**WHAT THE TASK REQUIRES**
Nothing in the entries may be altered; copy them all exactly.

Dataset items
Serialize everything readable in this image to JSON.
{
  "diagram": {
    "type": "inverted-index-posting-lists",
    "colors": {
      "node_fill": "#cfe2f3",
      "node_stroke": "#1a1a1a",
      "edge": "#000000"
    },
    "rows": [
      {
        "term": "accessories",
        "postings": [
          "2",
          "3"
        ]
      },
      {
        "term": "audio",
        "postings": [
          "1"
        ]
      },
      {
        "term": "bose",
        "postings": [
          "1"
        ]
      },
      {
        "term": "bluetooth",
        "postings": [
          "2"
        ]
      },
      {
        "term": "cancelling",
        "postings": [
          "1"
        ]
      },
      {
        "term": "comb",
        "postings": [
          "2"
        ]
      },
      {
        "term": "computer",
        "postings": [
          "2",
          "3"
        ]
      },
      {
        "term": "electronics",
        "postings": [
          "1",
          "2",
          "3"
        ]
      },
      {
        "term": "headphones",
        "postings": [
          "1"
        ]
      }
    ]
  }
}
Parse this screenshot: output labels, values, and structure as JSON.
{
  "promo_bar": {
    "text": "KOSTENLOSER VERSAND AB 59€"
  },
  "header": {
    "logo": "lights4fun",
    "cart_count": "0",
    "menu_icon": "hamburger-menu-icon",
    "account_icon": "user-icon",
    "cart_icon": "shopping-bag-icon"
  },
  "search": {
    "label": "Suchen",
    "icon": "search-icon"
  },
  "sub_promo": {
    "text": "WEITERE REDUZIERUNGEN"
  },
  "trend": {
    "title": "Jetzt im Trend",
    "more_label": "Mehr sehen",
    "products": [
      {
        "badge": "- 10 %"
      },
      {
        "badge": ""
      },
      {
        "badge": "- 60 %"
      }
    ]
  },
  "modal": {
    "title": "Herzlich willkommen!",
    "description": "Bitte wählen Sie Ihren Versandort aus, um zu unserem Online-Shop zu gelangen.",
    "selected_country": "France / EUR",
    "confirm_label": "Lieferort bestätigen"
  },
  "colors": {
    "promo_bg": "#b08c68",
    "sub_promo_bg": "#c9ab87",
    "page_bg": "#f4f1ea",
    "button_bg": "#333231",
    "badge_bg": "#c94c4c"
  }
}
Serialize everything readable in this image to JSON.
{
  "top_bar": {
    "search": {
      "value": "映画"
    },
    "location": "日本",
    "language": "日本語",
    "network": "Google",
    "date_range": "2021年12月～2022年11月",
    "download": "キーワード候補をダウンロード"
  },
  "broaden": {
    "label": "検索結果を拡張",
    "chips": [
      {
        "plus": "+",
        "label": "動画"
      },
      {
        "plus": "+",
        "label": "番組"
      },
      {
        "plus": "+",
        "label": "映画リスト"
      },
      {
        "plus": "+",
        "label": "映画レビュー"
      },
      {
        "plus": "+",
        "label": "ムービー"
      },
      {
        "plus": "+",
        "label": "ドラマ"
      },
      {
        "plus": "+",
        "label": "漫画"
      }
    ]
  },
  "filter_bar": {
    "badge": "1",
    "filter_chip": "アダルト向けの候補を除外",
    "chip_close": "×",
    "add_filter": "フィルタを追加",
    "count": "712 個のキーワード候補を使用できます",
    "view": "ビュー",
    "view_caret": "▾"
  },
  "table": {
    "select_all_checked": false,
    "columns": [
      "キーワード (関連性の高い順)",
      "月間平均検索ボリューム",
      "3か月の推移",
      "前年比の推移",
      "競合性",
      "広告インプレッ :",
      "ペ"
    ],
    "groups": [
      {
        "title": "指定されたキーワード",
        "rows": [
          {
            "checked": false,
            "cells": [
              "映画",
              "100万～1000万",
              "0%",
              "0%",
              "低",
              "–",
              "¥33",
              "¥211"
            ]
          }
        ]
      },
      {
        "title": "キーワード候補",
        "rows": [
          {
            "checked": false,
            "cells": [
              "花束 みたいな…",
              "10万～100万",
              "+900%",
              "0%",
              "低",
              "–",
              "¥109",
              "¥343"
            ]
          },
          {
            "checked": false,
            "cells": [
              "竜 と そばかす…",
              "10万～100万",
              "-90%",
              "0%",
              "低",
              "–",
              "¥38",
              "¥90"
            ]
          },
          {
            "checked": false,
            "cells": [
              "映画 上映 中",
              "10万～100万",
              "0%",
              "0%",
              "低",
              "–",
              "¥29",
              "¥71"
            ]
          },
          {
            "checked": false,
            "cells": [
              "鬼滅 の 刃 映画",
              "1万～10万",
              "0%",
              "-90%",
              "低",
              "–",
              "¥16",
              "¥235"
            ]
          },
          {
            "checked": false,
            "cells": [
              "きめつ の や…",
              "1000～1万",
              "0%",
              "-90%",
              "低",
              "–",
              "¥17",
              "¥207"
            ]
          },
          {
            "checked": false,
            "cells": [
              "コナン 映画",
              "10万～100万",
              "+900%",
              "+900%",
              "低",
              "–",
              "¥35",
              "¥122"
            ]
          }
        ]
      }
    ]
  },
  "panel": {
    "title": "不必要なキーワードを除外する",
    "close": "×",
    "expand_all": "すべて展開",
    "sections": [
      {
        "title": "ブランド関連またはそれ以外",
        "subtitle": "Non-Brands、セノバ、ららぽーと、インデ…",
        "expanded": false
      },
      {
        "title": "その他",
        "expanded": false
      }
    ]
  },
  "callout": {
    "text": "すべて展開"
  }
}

**RESULT OF THE TASK**
Serialize everything readable in this image to JSON.
{
  "diagram": {
    "type": "inverted-index-posting-lists",
    "colors": {
      "node_fill": "#cfe2f3",
      "node_stroke": "#1a1a1a",
      "edge": "#000000"
    },
    "rows": [
      {
        "term": "accessories",
        "postings": [
          "2",
          "3"
        ]
      },
      {
        "term": "audio",
        "postings": [
          "1"
        ]
      },
      {
        "term": "bose",
        "postings": [
          "1"
        ]
      },
      {
        "term": "bluetooth",
        "postings": [
          "2"
        ]
      },
      {
        "term": "cancelling",
        "postings": [
          "1"
        ]
      },
      {
        "term": "comb",
        "postings": [
          "2"
        ]
      },
      {
        "term": "computer",
        "postings": [
          "2",
          "3"
        ]
      },
      {
        "term": "electronics",
        "postings": [
          "1",
          "2",
          "3"
        ]
      },
      {
        "term": "headphones",
        "postings": [
          "1"
        ]
      }
    ]
  }
}
Parse this screenshot: output labels, values, and structure as JSON.
{
  "promo_bar": {
    "text": "KOSTENLOSER VERSAND AB 59€"
  },
  "header": {
    "logo": "lights4fun",
    "cart_count": "0",
    "menu_icon": "hamburger-menu-icon",
    "account_icon": "user-icon",
    "cart_icon": "shopping-bag-icon"
  },
  "search": {
    "label": "Suchen",
    "icon": "search-icon"
  },
  "sub_promo": {
    "text": "WEITERE REDUZIERUNGEN"
  },
  "trend": {
    "title": "Jetzt im Trend",
    "more_label": "Mehr sehen",
    "products": [
      {
        "badge": "- 10 %"
      },
      {
        "badge": ""
      },
      {
        "badge": "- 60 %"
      }
    ]
  },
  "modal": {
    "title": "Herzlich willkommen!",
    "description": "Bitte wählen Sie Ihren Versandort aus, um zu unserem Online-Shop zu gelangen.",
    "selected_country": "France / EUR",
    "confirm_label": "Lieferort bestätigen"
  },
  "colors": {
    "promo_bg": "#b08c68",
    "sub_promo_bg": "#c9ab87",
    "page_bg": "#f4f1ea",
    "button_bg": "#333231",
    "badge_bg": "#c94c4c"
  }
}
Serialize everything readable in this image to JSON.
{
  "top_bar": {
    "search": {
      "value": "映画"
    },
    "location": "日本",
    "language": "日本語",
    "network": "Google",
    "date_range": "2021年12月～2022年11月",
    "download": "キーワード候補をダウンロード"
  },
  "broaden": {
    "label": "検索結果を拡張",
    "chips": [
      {
        "plus": "+",
        "label": "動画"
      },
      {
        "plus": "+",
        "label": "番組"
      },
      {
        "plus": "+",
        "label": "映画リスト"
      },
      {
        "plus": "+",
        "label": "映画レビュー"
      },
      {
        "plus": "+",
        "label": "ムービー"
      },
      {
        "plus": "+",
        "label": "ドラマ"
      },
      {
        "plus": "+",
        "label": "漫画"
      }
    ]
  },
  "filter_bar": {
    "badge": "1",
    "filter_chip": "アダルト向けの候補を除外",
    "chip_close": "×",
    "add_filter": "フィルタを追加",
    "count": "712 個のキーワード候補を使用できます",
    "view": "ビュー",
    "view_caret": "▾"
  },
  "table": {
    "select_all_checked": false,
    "columns": [
      "キーワード (関連性の高い順)",
      "月間平均検索ボリューム",
      "3か月の推移",
      "前年比の推移",
      "競合性",
      "広告インプレッ :",
      "ペ"
    ],
    "groups": [
      {
        "title": "指定されたキーワード",
        "rows": [
          {
            "checked": false,
            "cells": [
              "映画",
              "100万～1000万",
              "0%",
              "0%",
              "低",
              "–",
              "¥33",
              "¥211"
            ]
          }
        ]
      },
      {
        "title": "キーワード候補",
        "rows": [
          {
            "checked": false,
            "cells": [
              "花束 みたいな…",
              "10万～100万",
              "+900%",
              "0%",
              "低",
              "–",
              "¥109",
              "¥343"
            ]
          },
          {
            "checked": false,
            "cells": [
              "竜 と そばかす…",
              "10万～100万",
              "-90%",
              "0%",
              "低",
              "–",
              "¥38",
              "¥90"
            ]
          },
          {
            "checked": false,
            "cells": [
              "映画 上映 中",
              "10万～100万",
              "0%",
              "0%",
              "低",
              "–",
              "¥29",
              "¥71"
            ]
          },
          {
            "checked": false,
            "cells": [
              "鬼滅 の 刃 映画",
              "1万～10万",
              "0%",
              "-90%",
              "低",
              "–",
              "¥16",
              "¥235"
            ]
          },
          {
            "checked": false,
            "cells": [
              "きめつ の や…",
              "1000～1万",
              "0%",
              "-90%",
              "低",
              "–",
              "¥17",
              "¥207"
            ]
          },
          {
            "checked": false,
            "cells": [
              "コナン 映画",
              "10万～100万",
              "+900%",
              "+900%",
              "低",
              "–",
              "¥35",
              "¥122"
            ]
          }
        ]
      }
    ]
  },
  "panel": {
    "title": "不必要なキーワードを除外する",
    "close": "×",
    "expand_all": "すべて展開",
    "sections": [
      {
        "title": "ブランド関連またはそれ以外",
        "subtitle": "Non-Brands、セノバ、ららぽーと、インデ…",
        "expanded": false
      },
      {
        "title": "その他",
        "expanded": false
      }
    ]
  },
  "callout": {
    "text": "すべて展開"
  }
}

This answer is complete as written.